* _Problem description_: An exact reproduction of the records is required, with all images left out.

* _Entries supplied_:
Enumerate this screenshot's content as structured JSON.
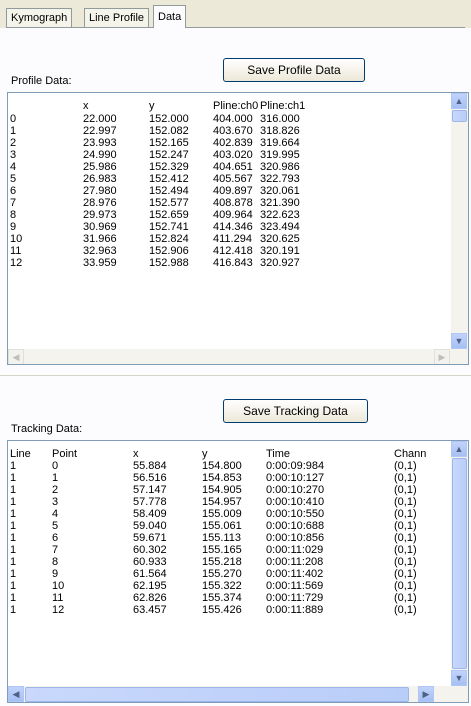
{
  "tabs": [
    "Kymograph",
    "Line Profile",
    "Data"
  ],
  "active_tab": "Data",
  "profile": {
    "label": "Profile Data:",
    "save_button": "Save Profile Data",
    "headers": [
      "",
      "x",
      "y",
      "Pline:ch0",
      "Pline:ch1"
    ],
    "rows": [
      [
        "0",
        "22.000",
        "152.000",
        "404.000",
        "316.000"
      ],
      [
        "1",
        "22.997",
        "152.082",
        "403.670",
        "318.826"
      ],
      [
        "2",
        "23.993",
        "152.165",
        "402.839",
        "319.664"
      ],
      [
        "3",
        "24.990",
        "152.247",
        "403.020",
        "319.995"
      ],
      [
        "4",
        "25.986",
        "152.329",
        "404.651",
        "320.986"
      ],
      [
        "5",
        "26.983",
        "152.412",
        "405.567",
        "322.793"
      ],
      [
        "6",
        "27.980",
        "152.494",
        "409.897",
        "320.061"
      ],
      [
        "7",
        "28.976",
        "152.577",
        "408.878",
        "321.390"
      ],
      [
        "8",
        "29.973",
        "152.659",
        "409.964",
        "322.623"
      ],
      [
        "9",
        "30.969",
        "152.741",
        "414.346",
        "323.494"
      ],
      [
        "10",
        "31.966",
        "152.824",
        "411.294",
        "320.625"
      ],
      [
        "11",
        "32.963",
        "152.906",
        "412.418",
        "320.191"
      ],
      [
        "12",
        "33.959",
        "152.988",
        "416.843",
        "320.927"
      ]
    ]
  },
  "tracking": {
    "label": "Tracking Data:",
    "save_button": "Save Tracking Data",
    "headers": [
      "Line",
      "Point",
      "x",
      "y",
      "Time",
      "Chann",
      ""
    ],
    "rows": [
      [
        "1",
        "0",
        "55.884",
        "154.800",
        "0:00:09:984",
        "(0,1)"
      ],
      [
        "1",
        "1",
        "56.516",
        "154.853",
        "0:00:10:127",
        "(0,1)"
      ],
      [
        "1",
        "2",
        "57.147",
        "154.905",
        "0:00:10:270",
        "(0,1)"
      ],
      [
        "1",
        "3",
        "57.778",
        "154.957",
        "0:00:10:410",
        "(0,1)"
      ],
      [
        "1",
        "4",
        "58.409",
        "155.009",
        "0:00:10:550",
        "(0,1)"
      ],
      [
        "1",
        "5",
        "59.040",
        "155.061",
        "0:00:10:688",
        "(0,1)"
      ],
      [
        "1",
        "6",
        "59.671",
        "155.113",
        "0:00:10:856",
        "(0,1)"
      ],
      [
        "1",
        "7",
        "60.302",
        "155.165",
        "0:00:11:029",
        "(0,1)"
      ],
      [
        "1",
        "8",
        "60.933",
        "155.218",
        "0:00:11:208",
        "(0,1)"
      ],
      [
        "1",
        "9",
        "61.564",
        "155.270",
        "0:00:11:402",
        "(0,1)"
      ],
      [
        "1",
        "10",
        "62.195",
        "155.322",
        "0:00:11:569",
        "(0,1)"
      ],
      [
        "1",
        "11",
        "62.826",
        "155.374",
        "0:00:11:729",
        "(0,1)"
      ],
      [
        "1",
        "12",
        "63.457",
        "155.426",
        "0:00:11:889",
        "(0,1)"
      ]
    ]
  },
  "icons": {
    "up": "▲",
    "down": "▼",
    "left": "◀",
    "right": "▶"
  }
}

* _Task output_:
Enumerate this screenshot's content as structured JSON.
{
  "tabs": [
    "Kymograph",
    "Line Profile",
    "Data"
  ],
  "active_tab": "Data",
  "profile": {
    "label": "Profile Data:",
    "save_button": "Save Profile Data",
    "headers": [
      "",
      "x",
      "y",
      "Pline:ch0",
      "Pline:ch1"
    ],
    "rows": [
      [
        "0",
        "22.000",
        "152.000",
        "404.000",
        "316.000"
      ],
      [
        "1",
        "22.997",
        "152.082",
        "403.670",
        "318.826"
      ],
      [
        "2",
        "23.993",
        "152.165",
        "402.839",
        "319.664"
      ],
      [
        "3",
        "24.990",
        "152.247",
        "403.020",
        "319.995"
      ],
      [
        "4",
        "25.986",
        "152.329",
        "404.651",
        "320.986"
      ],
      [
        "5",
        "26.983",
        "152.412",
        "405.567",
        "322.793"
      ],
      [
        "6",
        "27.980",
        "152.494",
        "409.897",
        "320.061"
      ],
      [
        "7",
        "28.976",
        "152.577",
        "408.878",
        "321.390"
      ],
      [
        "8",
        "29.973",
        "152.659",
        "409.964",
        "322.623"
      ],
      [
        "9",
        "30.969",
        "152.741",
        "414.346",
        "323.494"
      ],
      [
        "10",
        "31.966",
        "152.824",
        "411.294",
        "320.625"
      ],
      [
        "11",
        "32.963",
        "152.906",
        "412.418",
        "320.191"
      ],
      [
        "12",
        "33.959",
        "152.988",
        "416.843",
        "320.927"
      ]
    ]
  },
  "tracking": {
    "label": "Tracking Data:",
    "save_button": "Save Tracking Data",
    "headers": [
      "Line",
      "Point",
      "x",
      "y",
      "Time",
      "Chann",
      ""
    ],
    "rows": [
      [
        "1",
        "0",
        "55.884",
        "154.800",
        "0:00:09:984",
        "(0,1)"
      ],
      [
        "1",
        "1",
        "56.516",
        "154.853",
        "0:00:10:127",
        "(0,1)"
      ],
      [
        "1",
        "2",
        "57.147",
        "154.905",
        "0:00:10:270",
        "(0,1)"
      ],
      [
        "1",
        "3",
        "57.778",
        "154.957",
        "0:00:10:410",
        "(0,1)"
      ],
      [
        "1",
        "4",
        "58.409",
        "155.009",
        "0:00:10:550",
        "(0,1)"
      ],
      [
        "1",
        "5",
        "59.040",
        "155.061",
        "0:00:10:688",
        "(0,1)"
      ],
      [
        "1",
        "6",
        "59.671",
        "155.113",
        "0:00:10:856",
        "(0,1)"
      ],
      [
        "1",
        "7",
        "60.302",
        "155.165",
        "0:00:11:029",
        "(0,1)"
      ],
      [
        "1",
        "8",
        "60.933",
        "155.218",
        "0:00:11:208",
        "(0,1)"
      ],
      [
        "1",
        "9",
        "61.564",
        "155.270",
        "0:00:11:402",
        "(0,1)"
      ],
      [
        "1",
        "10",
        "62.195",
        "155.322",
        "0:00:11:569",
        "(0,1)"
      ],
      [
        "1",
        "11",
        "62.826",
        "155.374",
        "0:00:11:729",
        "(0,1)"
      ],
      [
        "1",
        "12",
        "63.457",
        "155.426",
        "0:00:11:889",
        "(0,1)"
      ]
    ]
  },
  "icons": {
    "up": "▲",
    "down": "▼",
    "left": "◀",
    "right": "▶"
  }
}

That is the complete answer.